(HealthDay)—For some teens with bipolar disorder, the risk that they will abuse alcohol and drugs may increase as they get older, a new study suggests.

Troubled childhood may boost bipolar risk: study

October 20, 2016
(HealthDay)—Adults who suffered childhood abuse may be at increased risk for bipolar disorder, researchers report.

Study offers clues to early detection of bipolar disorders in high-risk children

March 3, 2015
New research published today in the American Journal of Psychiatry indicates a strong link between subthreshold manic episodes and likelihood of developing bipolar disorder in children of parents with bipolar disorder. The ...

Recommended for you

Depression changes structure of the brain, study suggests

July 21, 2017
Changes in the brain's structure that could be the result of depression have been identified in a major scanning study.

Many kinds of happiness promote better health, study finds

July 21, 2017
A new study links the capacity to feel a variety of upbeat emotions to better health.

Study examines effects of stopping psychiatric medication

July 20, 2017
Despite numerous obstacles and severe withdrawal effects, long-term users of psychiatric drugs can stop taking them if they choose, and mental health care professionals could be more helpful to such individuals, according ...

Study finds gene variant increases risk for depression

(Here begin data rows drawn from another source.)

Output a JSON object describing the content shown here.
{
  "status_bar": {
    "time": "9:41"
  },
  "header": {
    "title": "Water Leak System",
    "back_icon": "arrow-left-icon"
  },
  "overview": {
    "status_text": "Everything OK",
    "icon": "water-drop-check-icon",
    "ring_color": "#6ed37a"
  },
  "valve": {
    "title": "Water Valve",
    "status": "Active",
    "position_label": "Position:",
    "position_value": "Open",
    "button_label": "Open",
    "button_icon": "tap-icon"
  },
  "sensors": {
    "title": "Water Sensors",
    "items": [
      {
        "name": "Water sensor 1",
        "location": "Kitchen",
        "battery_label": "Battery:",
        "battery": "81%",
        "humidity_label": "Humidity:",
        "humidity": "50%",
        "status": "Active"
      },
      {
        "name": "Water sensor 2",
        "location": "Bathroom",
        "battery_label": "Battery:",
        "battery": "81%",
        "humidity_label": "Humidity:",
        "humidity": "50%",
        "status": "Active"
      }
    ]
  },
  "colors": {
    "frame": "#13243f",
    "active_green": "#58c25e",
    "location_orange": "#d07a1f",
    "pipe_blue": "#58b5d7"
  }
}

July 20, 2017
A University of Central Florida study has found that a gene variant, thought to be carried by nearly 25 percent of the population, increases the odds of developing depression.

In making decisions, are you an ant or a grasshopper?

July 20, 2017
In one of Aesop's famous fables, we are introduced to the grasshopper and the ant, whose decisions about how to spend their time affect their lives and future. The jovial grasshopper has a blast all summer singing and playing, ...

Perceiving oneself as less physically active than peers is linked to a shorter lifespan

July 20, 2017
Would you say that you are physically more active, less active, or about equally active as other people your age?

0 comments

Please sign in to add a comment. Registration is free, and takes less than a minute. Read more

Click here to reset your password.
Sign in to get notified via email when new comments are made.